So she sat on, with closed eyes, and half believed herself in Wonderland, though she knew she had but to open them again and all would change to dull reality.

Alice’s older sister finishes off the story by reminiscing on the delights of childhood, and letting herself daydream about Wonderland for a time. Unlike Alice, she can’t fully give herself over to the dream – she’s too far into her adulthood to be able to truly experience that childhood wonder and imaginative power again. Still, she yearns to have that youthful ability to see the world through such a strange and fantastic lens, and she doesn’t want to stop daydreaming, because it means that she’ll need to re-enter reality, where she’s an adult with responsibilities and a far less whimsical perception of the world.

“I could tell you my adventures—beginning from this morning,” said Alice a little timidly: “but it’s no use going back to yesterday, because I was a different person then.”
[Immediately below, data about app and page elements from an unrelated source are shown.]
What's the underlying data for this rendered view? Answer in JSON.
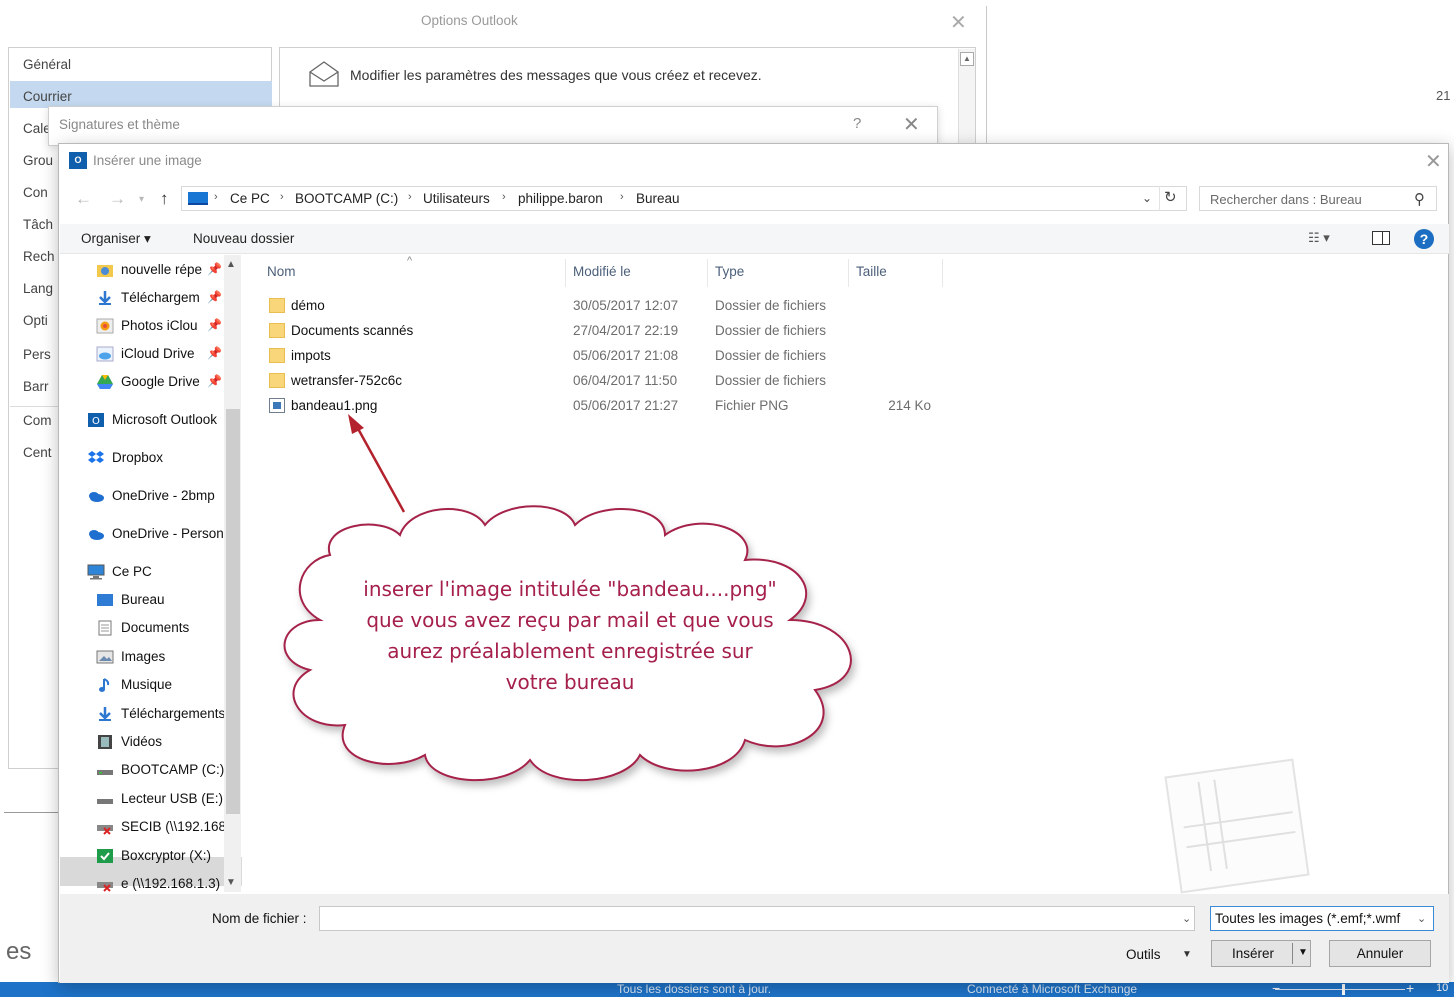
{
  "options_window": {
    "title": "Options Outlook",
    "close_glyph": "✕",
    "nav_items": [
      "Général",
      "Courrier",
      "Cale",
      "Grou",
      "Con",
      "Tâch",
      "Rech",
      "Lang",
      "Opti",
      "Pers",
      "Barr",
      "Com",
      "Cent"
    ],
    "content_text": "Modifier les paramètres des messages que vous créez et recevez."
  },
  "right_number": "21",
  "bottom_text": "es",
  "signatures_window": {
    "title": "Signatures et thème",
    "help_glyph": "?",
    "close_glyph": "✕"
  },
  "dialog": {
    "title": "Insérer une image",
    "app_icon_text": "O",
    "close_glyph": "✕",
    "breadcrumb": [
      "Ce PC",
      "BOOTCAMP (C:)",
      "Utilisateurs",
      "philippe.baron",
      "Bureau"
    ],
    "search_placeholder": "Rechercher dans : Bureau",
    "toolbar": {
      "organize": "Organiser ▾",
      "new_folder": "Nouveau dossier",
      "view": "☷ ▾",
      "help": "?"
    },
    "nav_items": [
      {
        "label": "nouvelle répe",
        "icon": "folder-icon",
        "pinned": true
      },
      {
        "label": "Téléchargem",
        "icon": "download-icon",
        "pinned": true
      },
      {
        "label": "Photos iClou",
        "icon": "photos-icon",
        "pinned": true
      },
      {
        "label": "iCloud Drive",
        "icon": "icloud-icon",
        "pinned": true
      },
      {
        "label": "Google Drive",
        "icon": "google-drive-icon",
        "pinned": true
      },
      {
        "label": "Microsoft Outlook",
        "icon": "outlook-icon",
        "pinned": false
      },
      {
        "label": "Dropbox",
        "icon": "dropbox-icon",
        "pinned": false
      },
      {
        "label": "OneDrive - 2bmp",
        "icon": "onedrive-icon",
        "pinned": false
      },
      {
        "label": "OneDrive - Person",
        "icon": "onedrive-icon",
        "pinned": false
      },
      {
        "label": "Ce PC",
        "icon": "computer-icon",
        "pinned": false
      },
      {
        "label": "Bureau",
        "icon": "desktop-icon",
        "pinned": false
      },
      {
        "label": "Documents",
        "icon": "documents-icon",
        "pinned": false
      },
      {
        "label": "Images",
        "icon": "images-icon",
        "pinned": false
      },
      {
        "label": "Musique",
        "icon": "music-icon",
        "pinned": false
      },
      {
        "label": "Téléchargements",
        "icon": "download-icon",
        "pinned": false
      },
      {
        "label": "Vidéos",
        "icon": "videos-icon",
        "pinned": false
      },
      {
        "label": "BOOTCAMP (C:)",
        "icon": "drive-icon",
        "pinned": false
      },
      {
        "label": "Lecteur USB (E:)",
        "icon": "usb-drive-icon",
        "pinned": false
      },
      {
        "label": "SECIB (\\\\192.168",
        "icon": "network-drive-icon",
        "pinned": false
      },
      {
        "label": "Boxcryptor (X:)",
        "icon": "boxcryptor-icon",
        "pinned": false
      },
      {
        "label": "e (\\\\192.168.1.3)",
        "icon": "network-drive-icon",
        "pinned": false
      }
    ],
    "columns": [
      "Nom",
      "Modifié le",
      "Type",
      "Taille"
    ],
    "files": [
      {
        "name": "démo",
        "modified": "30/05/2017 12:07",
        "type": "Dossier de fichiers",
        "size": ""
      },
      {
        "name": "Documents scannés",
        "modified": "27/04/2017 22:19",
        "type": "Dossier de fichiers",
        "size": ""
      },
      {
        "name": "impots",
        "modified": "05/06/2017 21:08",
        "type": "Dossier de fichiers",
        "size": ""
      },
      {
        "name": "wetransfer-752c6c",
        "modified": "06/04/2017 11:50",
        "type": "Dossier de fichiers",
        "size": ""
      },
      {
        "name": "bandeau1.png",
        "modified": "05/06/2017 21:27",
        "type": "Fichier PNG",
        "size": "214 Ko"
      }
    ],
    "filename_label": "Nom de fichier :",
    "filename_value": "",
    "filter_value": "Toutes les images (*.emf;*.wmf",
    "tools_label": "Outils",
    "insert_label": "Insérer",
    "cancel_label": "Annuler"
  },
  "annotation": {
    "lines": [
      "inserer l'image intitulée \"bandeau....png\"",
      "que vous avez reçu par mail et que vous",
      "aurez préalablement enregistrée sur",
      "votre bureau"
    ],
    "color": "#a5204a"
  },
  "status_bar": {
    "left_text": "Tous les dossiers sont à jour.",
    "right_text": "Connecté à Microsoft Exchange",
    "zoom_minus": "−",
    "zoom_plus": "+",
    "zoom_text": "10"
  },
  "colors": {
    "accent": "#1b6ec2",
    "selection": "#c4d9ef",
    "status_bar": "#1e73c9"
  }
}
Throughout the novel, Alice often comments on how she’s changed so significantly during her time in Wonderland that she can’t recognize herself at all. Considering that her transformation may symbolize the transition from childhood to adulthood, this passage suggests that Alice understands that we cannot move back in time. We cannot return to our childhood selves – once we are changed or grown, we cannot revert. There’s something bittersweet in this statement – so many adults long for their childhood years – but Carroll also often makes it a point to state how exciting change and growth can be, and that becoming a new person isn’t a bad thing at all.

When you have to turn into a chrysalis—you will some day, you know—and then after that into a butterfly, I should think you’ll feel it a little queer, won’t you?

Although Alice is speaking to a literal caterpillar in this scene, there is a metaphor at play in their conversation. The transformation of a caterpillar into a butterfly is often used as a symbol of a child’s coming of age, and Alice is comparing this process to her own problems with constantly changing in size. As Alice mentions here, changing into something else entirely can be confusing, and quickly moving from childhood into adulthood within the span of a few years is often a source of frustration and fear for adolescents.

“There ought to be a book written about me, that there ought! And when I grow up, I’ll write one—but I’m grown up now,” she added in a sorrowful tone.

Alice remarks on how curious Wonderland is, and the experience of constantly growing larger and smaller. She feels that she’s in a fairytale, something she used to believe only happened in books, but is now happening to her in real life. When she remarks that she’ll write a book about Wonderland once she’s grown up, it suggests that children are the only ones who can truly experience the “wonders” of the world, and the feeling of being inside a fantastic, strange, ever-changing story. Adults can’t have this experience – their reality is so much less wondrous – so they resort to writing books about the adventures they had in their long-lost childhoods. All that said, Alice’s sad remark that she’s “grown up now” is mostly wordplay, as she’s literally grown upward in height.

I’ve seen a good many little girls in my time, but never one with such a neck as that! No, no! You’re a serpent; and there’s no use denying it.

When Alice’s neck grows quite long, making her as tall as the tree canopy, she frightens a bird who takes her for a serpent. Alice is already worried that she is no longer herself, and her interaction with the bird only confirms that other creatures also don’t see her as a little girl. Serpents are venomous or otherwise dangerous animals, and Alice being mistaken for one shows that she no longer has that unthreatening childlike innocence about her – she’s growing into something more adult. Additionally, in literature, snakes are connected to humanity’s fall from grace into knowledge and sin. Their presence in a text can often signify coming of age into adulthood, a more complex understanding of the world, and sexual maturity.